■ **TASK PROMPT**: Reading the records below, find how many lines include the word "title" and give that number alone.

■ **INPUT**:
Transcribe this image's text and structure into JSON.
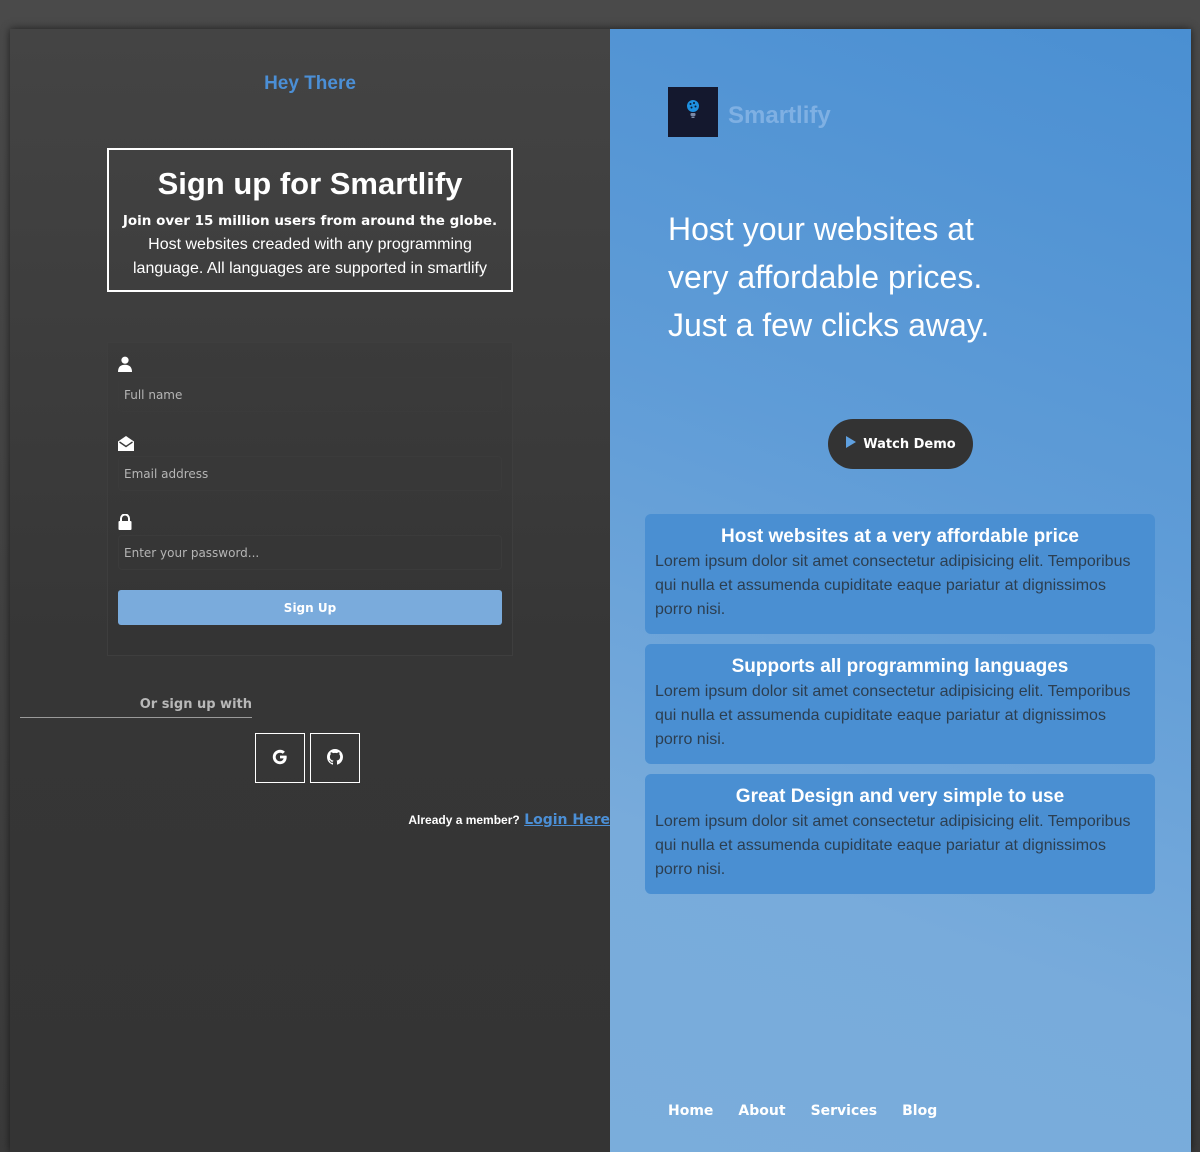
{
  "left": {
    "greeting": "Hey There",
    "intro": {
      "title": "Sign up for Smartlify",
      "tagline": "Join over 15 million users from around the globe.",
      "description": "Host websites creaded with any programming language. All languages are supported in smartlify"
    },
    "form": {
      "fullname": {
        "icon": "user-icon",
        "placeholder": "Full name",
        "value": ""
      },
      "email": {
        "icon": "envelope-open-icon",
        "placeholder": "Email address",
        "value": ""
      },
      "password": {
        "icon": "lock-icon",
        "placeholder": "Enter your password...",
        "value": ""
      },
      "submit_label": "Sign Up"
    },
    "social": {
      "label": "Or sign up with",
      "providers": [
        {
          "name": "google",
          "icon": "google-icon"
        },
        {
          "name": "github",
          "icon": "github-icon"
        }
      ]
    },
    "member": {
      "question": "Already a member?",
      "link_label": "Login Here"
    }
  },
  "right": {
    "brand": "Smartlify",
    "logo_icon": "lightbulb-icon",
    "hero_lines": [
      "Host your websites at",
      "very affordable prices.",
      "Just a few clicks away."
    ],
    "demo_label": "Watch Demo",
    "features": [
      {
        "title": "Host websites at a very affordable price",
        "body": "Lorem ipsum dolor sit amet consectetur adipisicing elit. Temporibus qui nulla et assumenda cupiditate eaque pariatur at dignissimos porro nisi."
      },
      {
        "title": "Supports all programming languages",
        "body": "Lorem ipsum dolor sit amet consectetur adipisicing elit. Temporibus qui nulla et assumenda cupiditate eaque pariatur at dignissimos porro nisi."
      },
      {
        "title": "Great Design and very simple to use",
        "body": "Lorem ipsum dolor sit amet consectetur adipisicing elit. Temporibus qui nulla et assumenda cupiditate eaque pariatur at dignissimos porro nisi."
      }
    ],
    "nav": [
      "Home",
      "About",
      "Services",
      "Blog"
    ]
  },
  "colors": {
    "accent": "#4b8fd6",
    "button": "#7aabdc",
    "card": "#4a8fd2",
    "dark_panel": "#3a3a3a"
  }
}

■ **WORKED SOLUTION**: 4